5 Days to go!
Keep working, keep uploading!
It's been a while that we didn't say anything! We are working on it. We have a lot to share.
We will get back to you in a few days!

Posted by Hervé Matine on March 10th, 2016

"Make Extremism History" Call for Entries is open!

We are pleased to announce that our 2016 call for entries, "Make Extremism History” is officially open. Now, you have until Sunday the 10th July to enter the contest and submit your poster entries to our website.

The full brief is also available for download in more than 20 languages at this URL:

Once more, We would like to thank, Jean Jullien for his artwork made for poster for tomorrow. A very special thanks to Riccaro Guasco for his involvement in our 2016 campaign.
Here is a link taking you to his website, allowing you admire his work. This is a part of what he wrote on his recent post about his illustration:
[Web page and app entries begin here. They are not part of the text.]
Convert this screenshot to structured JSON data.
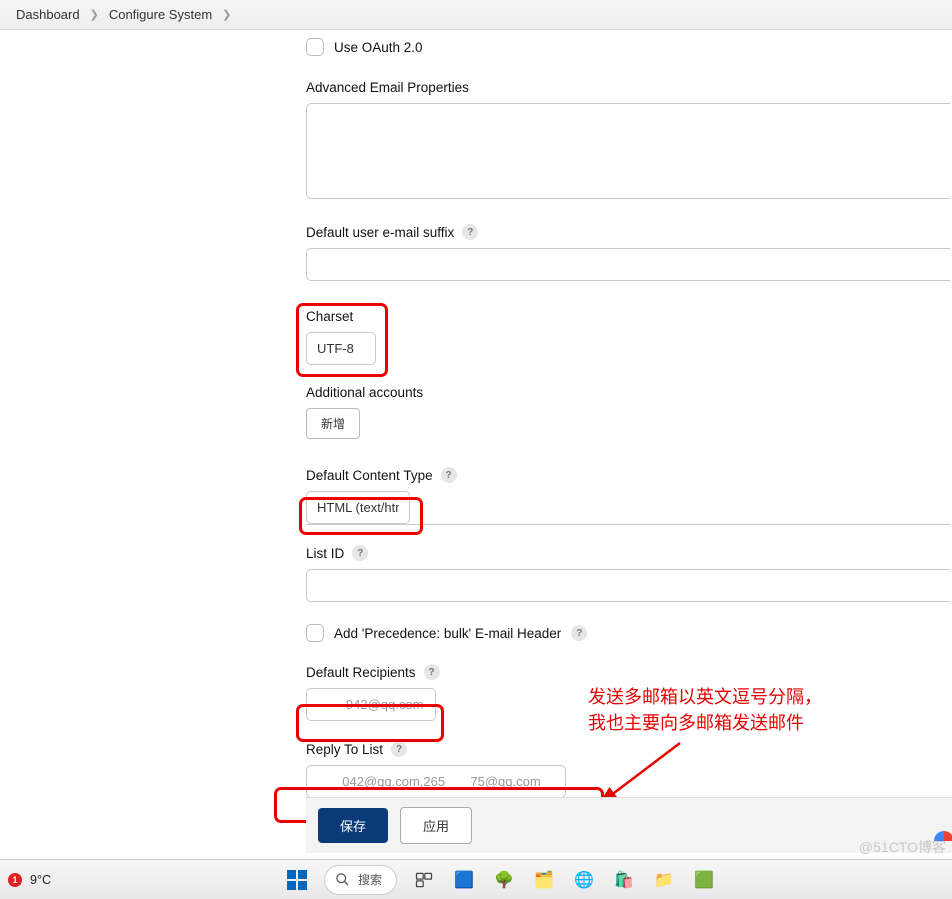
{
  "breadcrumb": {
    "item1": "Dashboard",
    "item2": "Configure System"
  },
  "oauth": {
    "label": "Use OAuth 2.0"
  },
  "advancedEmail": {
    "label": "Advanced Email Properties",
    "value": ""
  },
  "defaultSuffix": {
    "label": "Default user e-mail suffix",
    "value": ""
  },
  "charset": {
    "label": "Charset",
    "value": "UTF-8"
  },
  "additional": {
    "label": "Additional accounts",
    "addBtn": "新增"
  },
  "contentType": {
    "label": "Default Content Type",
    "value": "HTML (text/html)"
  },
  "listId": {
    "label": "List ID",
    "value": ""
  },
  "precedence": {
    "label": "Add 'Precedence: bulk' E-mail Header"
  },
  "defaultRecipients": {
    "label": "Default Recipients",
    "value": "        942@qq.com"
  },
  "replyTo": {
    "label": "Reply To List",
    "value": "       042@qq.com,265       75@qq.com"
  },
  "buttons": {
    "save": "保存",
    "apply": "应用"
  },
  "annotation": {
    "line1": "发送多邮箱以英文逗号分隔，",
    "line2": "我也主要向多邮箱发送邮件"
  },
  "taskbar": {
    "temperature": "9°C",
    "badge": "1",
    "searchPlaceholder": "搜索"
  },
  "watermark": "@51CTO博客"
}
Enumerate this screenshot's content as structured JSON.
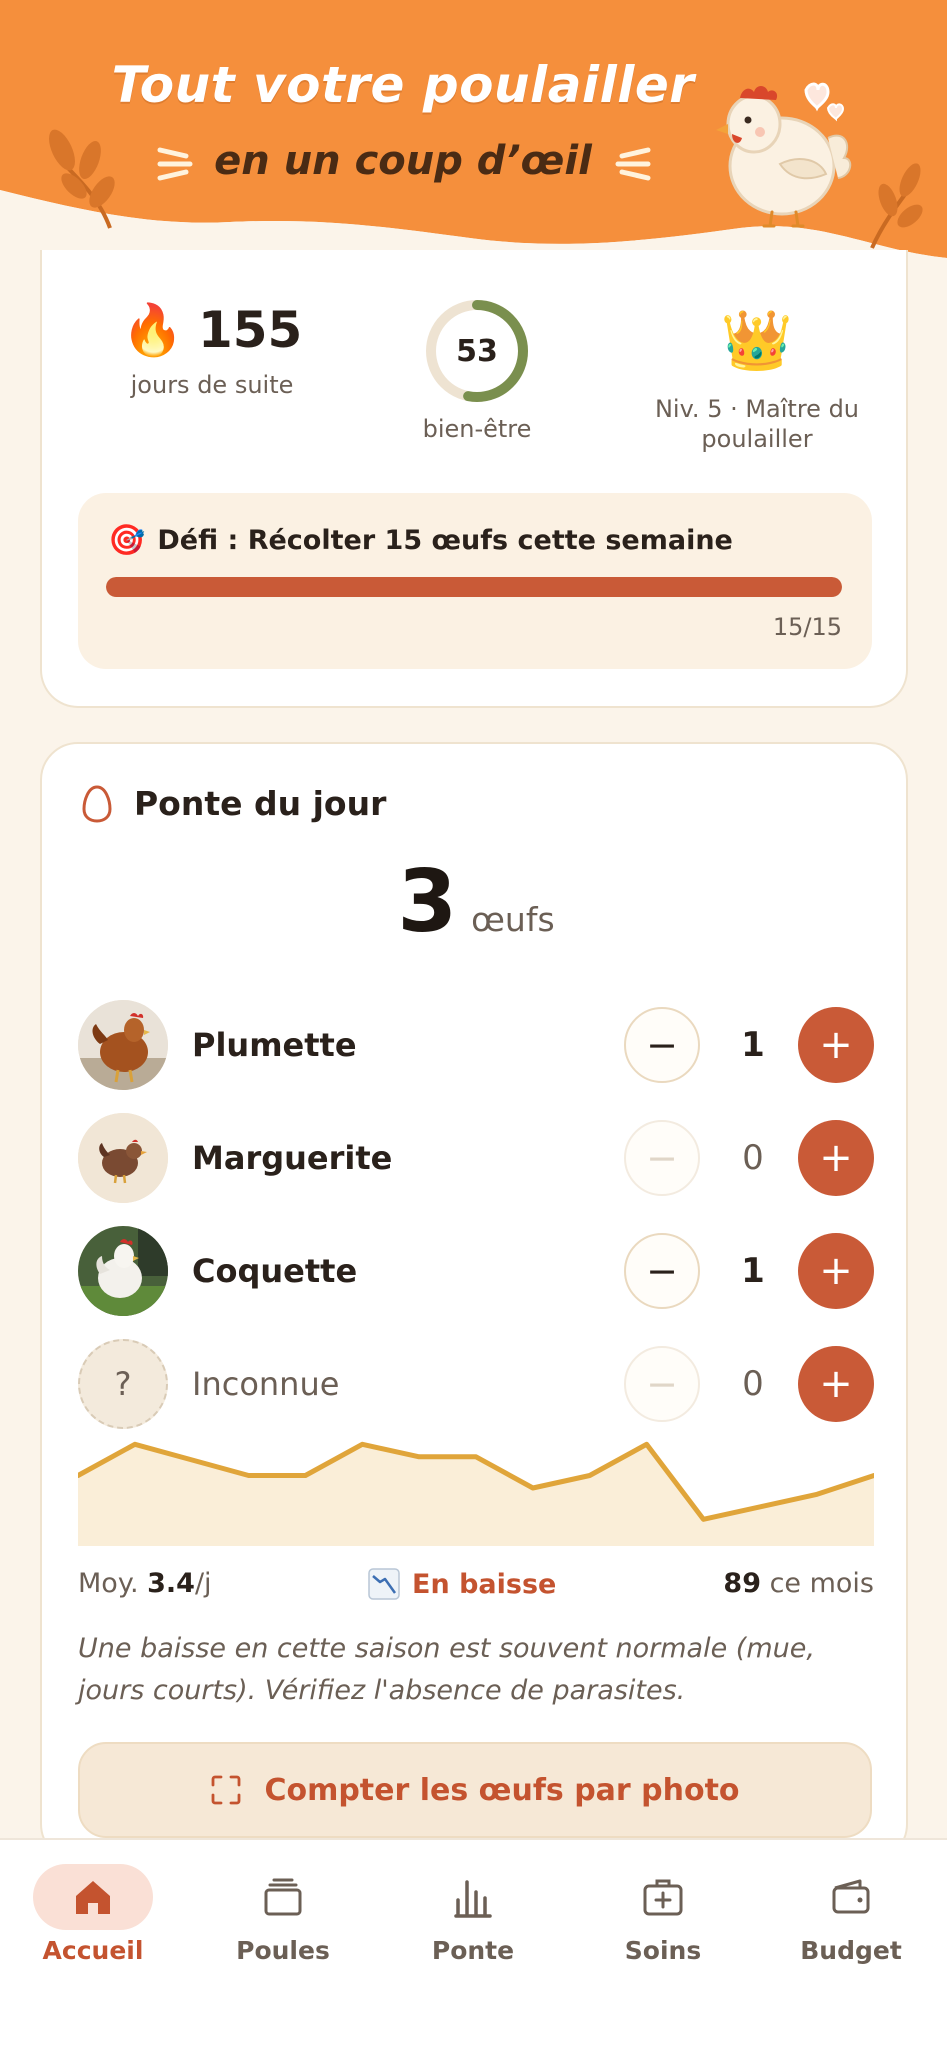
{
  "banner": {
    "title": "Tout votre poulailler",
    "subtitle": "en un coup d’œil"
  },
  "stats": {
    "streak": {
      "value": "155",
      "label": "jours de suite",
      "icon": "fire-icon"
    },
    "wellbeing": {
      "value": "53",
      "label": "bien-être",
      "percent": 53
    },
    "level": {
      "label": "Niv. 5 · Maître du poulailler",
      "icon": "crown-icon"
    }
  },
  "challenge": {
    "title": "Défi : Récolter 15 œufs cette semaine",
    "progress": "15/15",
    "fraction": 1.0,
    "icon": "target-icon"
  },
  "ponte": {
    "title": "Ponte du jour",
    "total": "3",
    "unit": "œufs",
    "hens": [
      {
        "name": "Plumette",
        "count": "1",
        "avatar": "brown-hen-photo"
      },
      {
        "name": "Marguerite",
        "count": "0",
        "avatar": "hen-illustration"
      },
      {
        "name": "Coquette",
        "count": "1",
        "avatar": "white-hen-photo"
      },
      {
        "name": "Inconnue",
        "count": "0",
        "avatar": "unknown-placeholder",
        "avatar_glyph": "?"
      }
    ],
    "trend_values": [
      4,
      5,
      4.5,
      4,
      4,
      5,
      4.6,
      4.6,
      3.6,
      4,
      5,
      2.6,
      3,
      3.4,
      4
    ],
    "avg_label": "Moy. ",
    "avg_value": "3.4",
    "avg_unit": "/j",
    "trend_label": "En baisse",
    "month_value": "89",
    "month_label": " ce mois",
    "advice": "Une baisse en cette saison est souvent normale (mue, jours courts). Vérifiez l'absence de parasites.",
    "photo_button": "Compter les œufs par photo"
  },
  "nav": {
    "items": [
      {
        "label": "Accueil",
        "icon": "home-icon",
        "active": true
      },
      {
        "label": "Poules",
        "icon": "cards-icon",
        "active": false
      },
      {
        "label": "Ponte",
        "icon": "bar-chart-icon",
        "active": false
      },
      {
        "label": "Soins",
        "icon": "medical-kit-icon",
        "active": false
      },
      {
        "label": "Budget",
        "icon": "wallet-icon",
        "active": false
      }
    ]
  },
  "colors": {
    "accent": "#c95a37",
    "banner": "#f58f3c",
    "background": "#fbf4ea",
    "chart_line": "#e0a53a",
    "chart_fill": "#faeed8",
    "ring": "#7a8f4e"
  }
}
... You will find 2 men, hand in hand representing different phases, one is red, who raises always his voice and wants always to win, no matter if the price is to use force while the other, rose, to whom if you give a hand, that can change the world.
Get busy!

Posted by Hervé Matine on February 12th, 2016
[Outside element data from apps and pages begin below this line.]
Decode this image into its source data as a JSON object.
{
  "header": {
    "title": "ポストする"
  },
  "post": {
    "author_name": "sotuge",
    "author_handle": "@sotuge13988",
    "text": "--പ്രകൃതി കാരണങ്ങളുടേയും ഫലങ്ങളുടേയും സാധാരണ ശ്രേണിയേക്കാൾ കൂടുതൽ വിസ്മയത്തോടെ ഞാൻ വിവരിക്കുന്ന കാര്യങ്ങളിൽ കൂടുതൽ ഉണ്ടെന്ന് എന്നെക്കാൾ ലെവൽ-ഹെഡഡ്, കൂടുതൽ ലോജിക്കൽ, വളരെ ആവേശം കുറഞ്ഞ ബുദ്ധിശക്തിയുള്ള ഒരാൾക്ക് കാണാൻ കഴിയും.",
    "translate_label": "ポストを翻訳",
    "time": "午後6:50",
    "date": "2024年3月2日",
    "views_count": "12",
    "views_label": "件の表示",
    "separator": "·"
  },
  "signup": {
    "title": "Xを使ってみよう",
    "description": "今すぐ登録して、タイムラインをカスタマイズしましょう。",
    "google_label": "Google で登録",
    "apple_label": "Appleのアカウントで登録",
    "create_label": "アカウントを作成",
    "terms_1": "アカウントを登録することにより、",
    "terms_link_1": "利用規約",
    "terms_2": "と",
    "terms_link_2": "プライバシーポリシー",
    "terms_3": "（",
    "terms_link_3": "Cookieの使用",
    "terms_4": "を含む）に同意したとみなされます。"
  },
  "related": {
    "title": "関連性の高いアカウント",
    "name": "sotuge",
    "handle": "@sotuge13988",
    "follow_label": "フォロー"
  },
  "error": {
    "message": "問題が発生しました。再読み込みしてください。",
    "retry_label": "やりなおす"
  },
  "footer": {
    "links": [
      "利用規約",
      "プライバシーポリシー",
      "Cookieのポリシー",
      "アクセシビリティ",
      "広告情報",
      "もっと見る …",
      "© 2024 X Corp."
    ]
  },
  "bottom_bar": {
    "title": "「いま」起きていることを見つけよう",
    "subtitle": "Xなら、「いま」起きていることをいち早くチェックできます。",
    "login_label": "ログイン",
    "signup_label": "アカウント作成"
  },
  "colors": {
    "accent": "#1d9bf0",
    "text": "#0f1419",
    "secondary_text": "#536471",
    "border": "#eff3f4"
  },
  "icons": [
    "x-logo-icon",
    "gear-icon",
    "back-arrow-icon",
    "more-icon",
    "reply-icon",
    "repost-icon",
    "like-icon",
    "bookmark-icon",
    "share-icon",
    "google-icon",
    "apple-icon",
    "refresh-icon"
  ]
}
Make Extremism History

The brief is here!

The call for entries doesn’t open until March 10, but you can already download the brief for this year’s competition. It’s available in several languages - Arabic, Bosnian, Croatian, English, French, GreekItalian, Korean, Macedonian, Persian, Portuguese, Russian, Spanish, Serbian and Turkish [Check Here to download them in pdf file ] - with more to come.
As you might notice, the cover is graced by a special illustration by Jean Jullien. His iconic “Peace for Paris” symbol last year showed the power of graphic design to unite and inspire people, so we’re honored that he stands with us this year. Merci Jean!
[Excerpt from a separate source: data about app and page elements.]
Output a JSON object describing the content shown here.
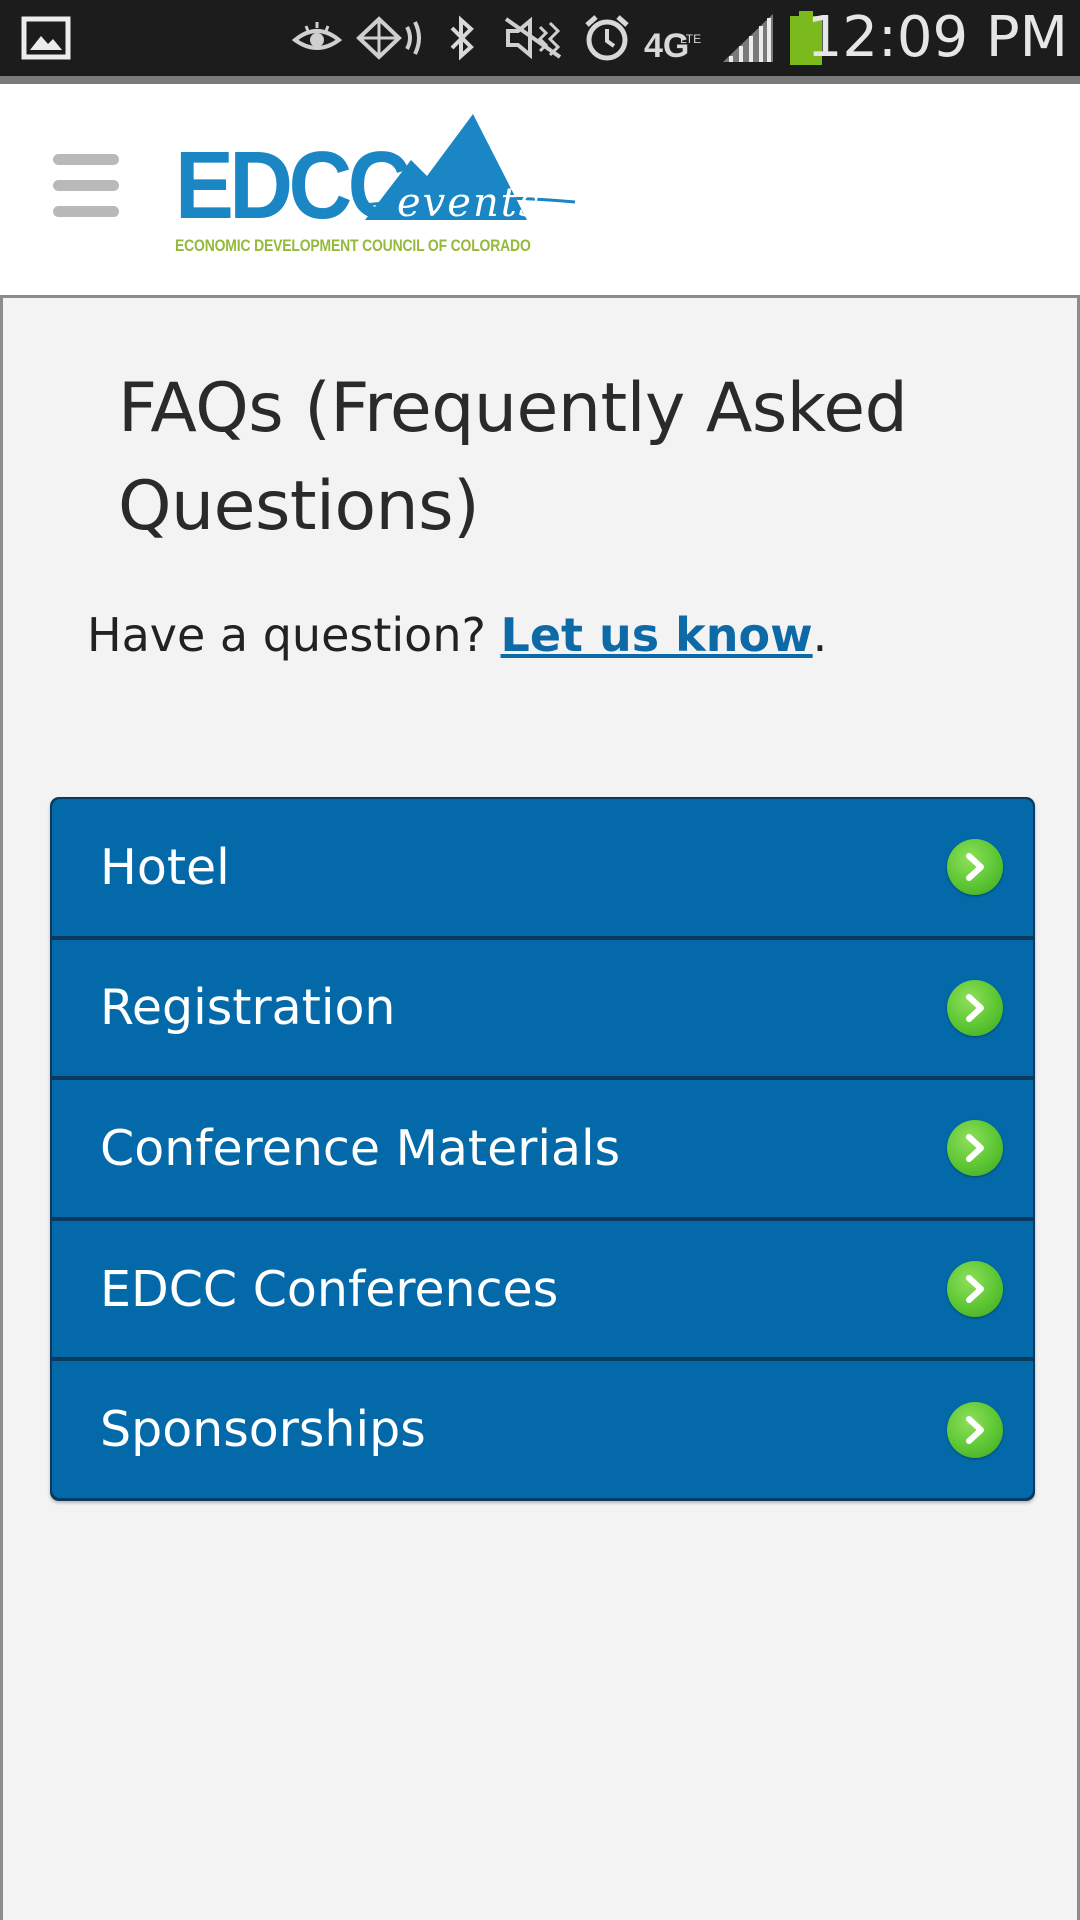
{
  "status_bar": {
    "time": "12:09 PM",
    "network_label": "4G",
    "network_sub": "LTE",
    "icons": [
      "gallery-icon",
      "eye-icon",
      "nfc-icon",
      "bluetooth-icon",
      "mute-icon",
      "alarm-icon",
      "4g-lte-icon",
      "signal-icon",
      "battery-icon"
    ],
    "battery_color": "#7cb91c"
  },
  "header": {
    "logo": {
      "main": "EDCC",
      "script": "events",
      "subtitle": "ECONOMIC DEVELOPMENT COUNCIL OF COLORADO"
    },
    "menu_icon": "hamburger-icon"
  },
  "main": {
    "title": "FAQs (Frequently Asked Questions)",
    "intro_text": "Have a question? ",
    "intro_link": "Let us know",
    "intro_end": "."
  },
  "faq": {
    "items": [
      {
        "label": "Hotel"
      },
      {
        "label": "Registration"
      },
      {
        "label": "Conference Materials"
      },
      {
        "label": "EDCC Conferences"
      },
      {
        "label": "Sponsorships"
      }
    ],
    "arrow_icon": "chevron-right-icon",
    "colors": {
      "item": "#0369a8",
      "arrow": "#5cc634",
      "link": "#0e6aa6"
    }
  }
}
Posted by Hervé Matine on January 11th, 2016

A community for tomorrow

As you all know, for the last seven years poster for tomorrow has focused each year on a basic human right, from freedom of expression to the universal right to healthcare. We’re proud of what we’ve achieved and the community we’ve established in this time. However, we can’t ignore the fact that nothing has really changed since 2009. Too many people don’t earn a fair wage, women still aren’t treated the same as men, and the death penalty is enforced all over the world.
Although we weren’t trying to solve these issues, it’s made us feel that we need to adopt a different approach for 2016.
We believe that the number of posters we have received each year shows the potential of social communication. Together we’ve helped raise awareness of the issues we addressed, and outside poster for tomorrow, the response on social media to events like the shooting in Paris, shows that people unite behind strong imagery when it’s provided.
This offers hope - and this is what we need in 2016, in a world where boundaries are becoming less and less meaningful. Now more than ever, we are one people. No matter where we live, we are all equally powerless in the face of war or environmental disaster. We need to realize that we live in this world together – and our best way of surviving, and prospering even, is by working together ‘for tomorrow’.
If we want to think about a better future, we need to do so on a global scale. We need to reject the politics of confrontation and stop thinking in absolute terms of right and wrong, of them and us.
We need to put aside our difference by talking and listening to each other and taking action to determine our own futures, as it’s clear that our governments (who are too tied down by commercial or political restrictions) won’t act unless we demand it. We need change to come from the bottom-up: from us.
This can only happen in a world that is at peace with itself, where people are equals, not divided by labels, nationalities or religion.
That’s why we want to ask you to campaign for a world in which we all are truly equal: if that’s not a basic human right, what is?
We want you to help us create a community of people for tomorrow who will talk to each other, ask questions, listen to the answers and act. Together.
We’ll hope you join us in this new direction.
We might not change anything, but that’s not the point. It’s the start. Hopefully someone will listen. To paraphrase what we said back in our first edition, one person is a start: ten, a thousand is a movement that can’t denied.